A Torch of Peace has been lit to mark the 16 Days of Activism for No Violence against Women and Children Campaign, which will kick off on 25 November.
The torch was lit at the Union Buildings on Tuesday, by the Deputy Minister for Provincial and Local Government, Nomatyala Hangana.
Lighting the torch, which symbolises the fight to end violence against women and children, the deputy minister said a lot of ground work has been laid in preparing the country for the daunting fight against violence.
She said societal awareness about problems such as child abuse; domestic violence as well as violence against women in general have increased considerably.
According to a study done by the Government Communications and Information System (GCIS) last year, found that about 33 percent of South Africans were aware of the 16 Days Campaign compared to the 16 percent in 2003.
Since 1999 there has also been incredible growth in partnership between the government and private sector with all parties throwing their weight behind the 16 Days of Activism Campaign.
"This has had a number of positive consequences such as that the joint effort enabled us to raise some of the required funds for a number of non-governmental and community based organisations dealing with victims of gender violence and child abuse."
The 16 Days Campaign was launched in 1999 as part of government efforts to rally citizens against the high levels of violence directed at women and children, which has been prevalent in the communities.
Among the objectives of the campaign is to uphold the rights of citizens and restore the dignity of the most vulnerable members of society.
The major goal of the campaign aims to raise awareness of the challenges posed by societal attitudes and practices that continue to perpetuate gender based violence and child abuse.
This year's campaign is themed "Don't Look Away, Act Against Abuse".
She said evidence showed that the abuse of alcohol and drugs contributed towards the high levels of women and child abuse as well as the spread of HIV and AIDS.

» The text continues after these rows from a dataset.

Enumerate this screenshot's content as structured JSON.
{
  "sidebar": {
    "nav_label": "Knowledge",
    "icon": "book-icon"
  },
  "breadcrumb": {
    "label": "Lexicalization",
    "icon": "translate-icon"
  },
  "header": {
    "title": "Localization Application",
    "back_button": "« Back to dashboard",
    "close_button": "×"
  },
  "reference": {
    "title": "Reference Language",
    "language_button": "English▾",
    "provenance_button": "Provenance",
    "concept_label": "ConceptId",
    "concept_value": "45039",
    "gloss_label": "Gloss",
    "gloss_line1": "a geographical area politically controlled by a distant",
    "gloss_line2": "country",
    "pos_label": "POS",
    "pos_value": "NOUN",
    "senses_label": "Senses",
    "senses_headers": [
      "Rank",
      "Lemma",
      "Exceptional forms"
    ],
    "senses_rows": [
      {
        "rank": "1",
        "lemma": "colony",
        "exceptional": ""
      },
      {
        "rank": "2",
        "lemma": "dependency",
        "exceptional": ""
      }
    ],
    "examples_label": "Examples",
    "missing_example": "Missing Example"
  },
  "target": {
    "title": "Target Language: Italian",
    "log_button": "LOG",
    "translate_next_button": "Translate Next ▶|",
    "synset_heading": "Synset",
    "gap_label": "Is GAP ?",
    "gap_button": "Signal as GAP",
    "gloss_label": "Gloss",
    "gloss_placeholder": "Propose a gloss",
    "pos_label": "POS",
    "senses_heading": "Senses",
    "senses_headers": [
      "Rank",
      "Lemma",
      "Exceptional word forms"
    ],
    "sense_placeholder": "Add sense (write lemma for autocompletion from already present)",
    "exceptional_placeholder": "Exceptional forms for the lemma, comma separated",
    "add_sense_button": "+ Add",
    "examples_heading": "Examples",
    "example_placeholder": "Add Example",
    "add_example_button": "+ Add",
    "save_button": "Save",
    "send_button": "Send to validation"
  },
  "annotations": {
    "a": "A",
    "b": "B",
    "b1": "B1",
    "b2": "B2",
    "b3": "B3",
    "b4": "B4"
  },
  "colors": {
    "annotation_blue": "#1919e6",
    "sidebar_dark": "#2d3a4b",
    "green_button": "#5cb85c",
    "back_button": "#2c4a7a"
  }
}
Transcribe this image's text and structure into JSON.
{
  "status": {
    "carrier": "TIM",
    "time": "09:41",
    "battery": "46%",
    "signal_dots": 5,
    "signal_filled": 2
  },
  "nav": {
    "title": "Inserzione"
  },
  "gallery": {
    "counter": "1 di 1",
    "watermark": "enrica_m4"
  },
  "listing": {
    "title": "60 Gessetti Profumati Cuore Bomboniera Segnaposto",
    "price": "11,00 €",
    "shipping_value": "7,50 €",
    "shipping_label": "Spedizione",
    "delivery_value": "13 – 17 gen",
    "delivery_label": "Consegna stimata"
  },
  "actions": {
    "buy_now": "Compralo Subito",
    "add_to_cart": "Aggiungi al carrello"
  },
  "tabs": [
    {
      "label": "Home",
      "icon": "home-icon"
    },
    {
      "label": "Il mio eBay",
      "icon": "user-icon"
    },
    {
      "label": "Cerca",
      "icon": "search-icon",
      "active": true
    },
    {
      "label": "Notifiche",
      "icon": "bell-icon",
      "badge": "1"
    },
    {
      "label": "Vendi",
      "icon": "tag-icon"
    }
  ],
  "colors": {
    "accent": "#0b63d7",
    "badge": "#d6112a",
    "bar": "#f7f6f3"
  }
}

"This is the most difficult part of the campaign because it requires the change of heart as well as their behaviour, it is something that cannot be dealt with in terms of policy formulation or by simple enacting laws.
"This is also the message that we have been carrying out to people everywhere we go and it is the same message that we have also been conveying to the people on the farms as part of the farm workers programme that we have undertaken in the last two years," Ms Hangana said.
Among the achievements of the 16 Days Campaign since its inception was getting more men to support the fight against violence directed at woman and children, which culminated in the Million Men March held from various provinces with the main event held in Bloemfontein in November last year.
Ms Hangana acknowledged the support from business and contributions made by the private sector towards the 16 Days Campaign.
"This indicates that if we continue to work together, there will be nothing that can defeat us, lot of work still awaits us if we are to win this war and it is therefore, important that we continue the fight beyond the normal 16 Days period but push it throughout the year as part of the 365 days programmes in order for us to consolidate on the successes we are making," she said. - BuaNews